» Problem to work on
Given the listing that follows, report all lines in which the string "arrow" occurs.

» Exercise material
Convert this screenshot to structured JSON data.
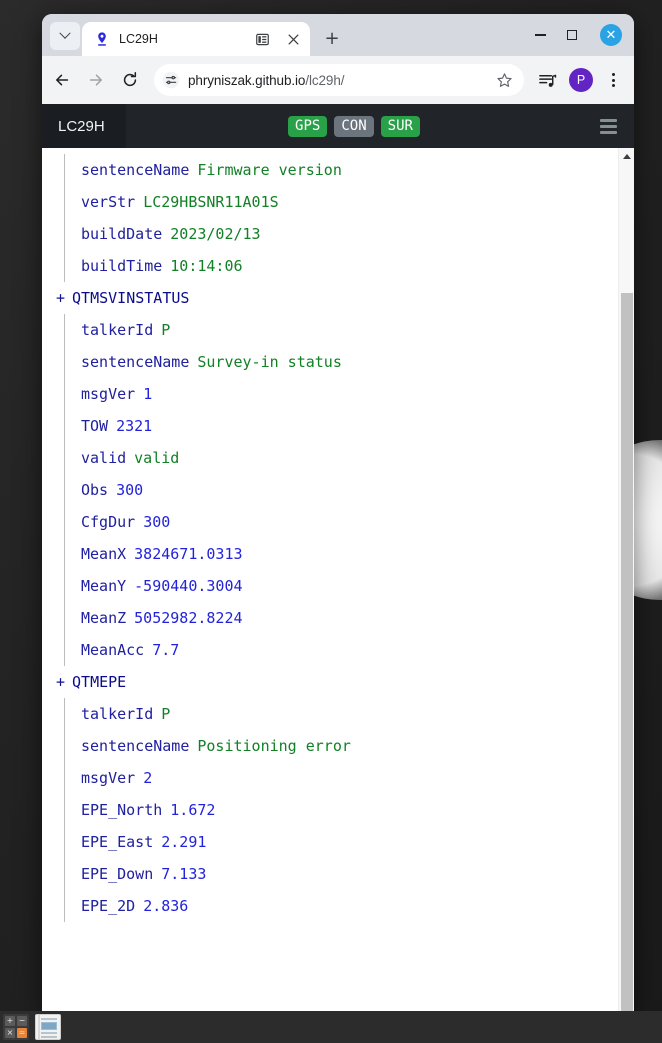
{
  "browser": {
    "tab": {
      "title": "LC29H",
      "favicon": "location-pin-icon",
      "split_label": "☰",
      "close_label": "✕"
    },
    "new_tab_label": "+",
    "window_controls": {
      "minimize": "minimize-icon",
      "maximize": "maximize-icon",
      "close": "✕"
    },
    "toolbar": {
      "back": "back-arrow-icon",
      "forward": "forward-arrow-icon",
      "reload": "reload-icon",
      "site_settings": "tune-sliders-icon",
      "url_host": "phryniszak.github.io",
      "url_path": "/lc29h/",
      "bookmark": "star-icon",
      "reading_list": "reading-list-icon",
      "profile_initial": "P",
      "menu": "three-dot-menu-icon"
    }
  },
  "app": {
    "brand": "LC29H",
    "badges": [
      {
        "label": "GPS",
        "color": "#28a148"
      },
      {
        "label": "CON",
        "color": "#6c757d"
      },
      {
        "label": "SUR",
        "color": "#28a148"
      }
    ],
    "menu_toggle": "hamburger-icon"
  },
  "tree": {
    "partial_group": {
      "rows": [
        {
          "key": "sentenceName",
          "value": "Firmware version",
          "type": "str"
        },
        {
          "key": "verStr",
          "value": "LC29HBSNR11A01S",
          "type": "str"
        },
        {
          "key": "buildDate",
          "value": "2023/02/13",
          "type": "str"
        },
        {
          "key": "buildTime",
          "value": "10:14:06",
          "type": "str"
        }
      ]
    },
    "groups": [
      {
        "toggle": "+",
        "name": "QTMSVINSTATUS",
        "rows": [
          {
            "key": "talkerId",
            "value": "P",
            "type": "str"
          },
          {
            "key": "sentenceName",
            "value": "Survey-in status",
            "type": "str"
          },
          {
            "key": "msgVer",
            "value": "1",
            "type": "num"
          },
          {
            "key": "TOW",
            "value": "2321",
            "type": "num"
          },
          {
            "key": "valid",
            "value": "valid",
            "type": "str"
          },
          {
            "key": "Obs",
            "value": "300",
            "type": "num"
          },
          {
            "key": "CfgDur",
            "value": "300",
            "type": "num"
          },
          {
            "key": "MeanX",
            "value": "3824671.0313",
            "type": "num"
          },
          {
            "key": "MeanY",
            "value": "-590440.3004",
            "type": "num"
          },
          {
            "key": "MeanZ",
            "value": "5052982.8224",
            "type": "num"
          },
          {
            "key": "MeanAcc",
            "value": "7.7",
            "type": "num"
          }
        ]
      },
      {
        "toggle": "+",
        "name": "QTMEPE",
        "rows": [
          {
            "key": "talkerId",
            "value": "P",
            "type": "str"
          },
          {
            "key": "sentenceName",
            "value": "Positioning error",
            "type": "str"
          },
          {
            "key": "msgVer",
            "value": "2",
            "type": "num"
          },
          {
            "key": "EPE_North",
            "value": "1.672",
            "type": "num"
          },
          {
            "key": "EPE_East",
            "value": "2.291",
            "type": "num"
          },
          {
            "key": "EPE_Down",
            "value": "7.133",
            "type": "num"
          },
          {
            "key": "EPE_2D",
            "value": "2.836",
            "type": "num"
          }
        ]
      }
    ]
  },
  "taskbar": {
    "items": [
      {
        "icon": "calculator-icon",
        "keys": [
          "+",
          "−",
          "×",
          "="
        ]
      },
      {
        "icon": "document-window-icon"
      }
    ]
  }
}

» Result of this task
      "back": "back-arrow-icon",
      "forward": "forward-arrow-icon",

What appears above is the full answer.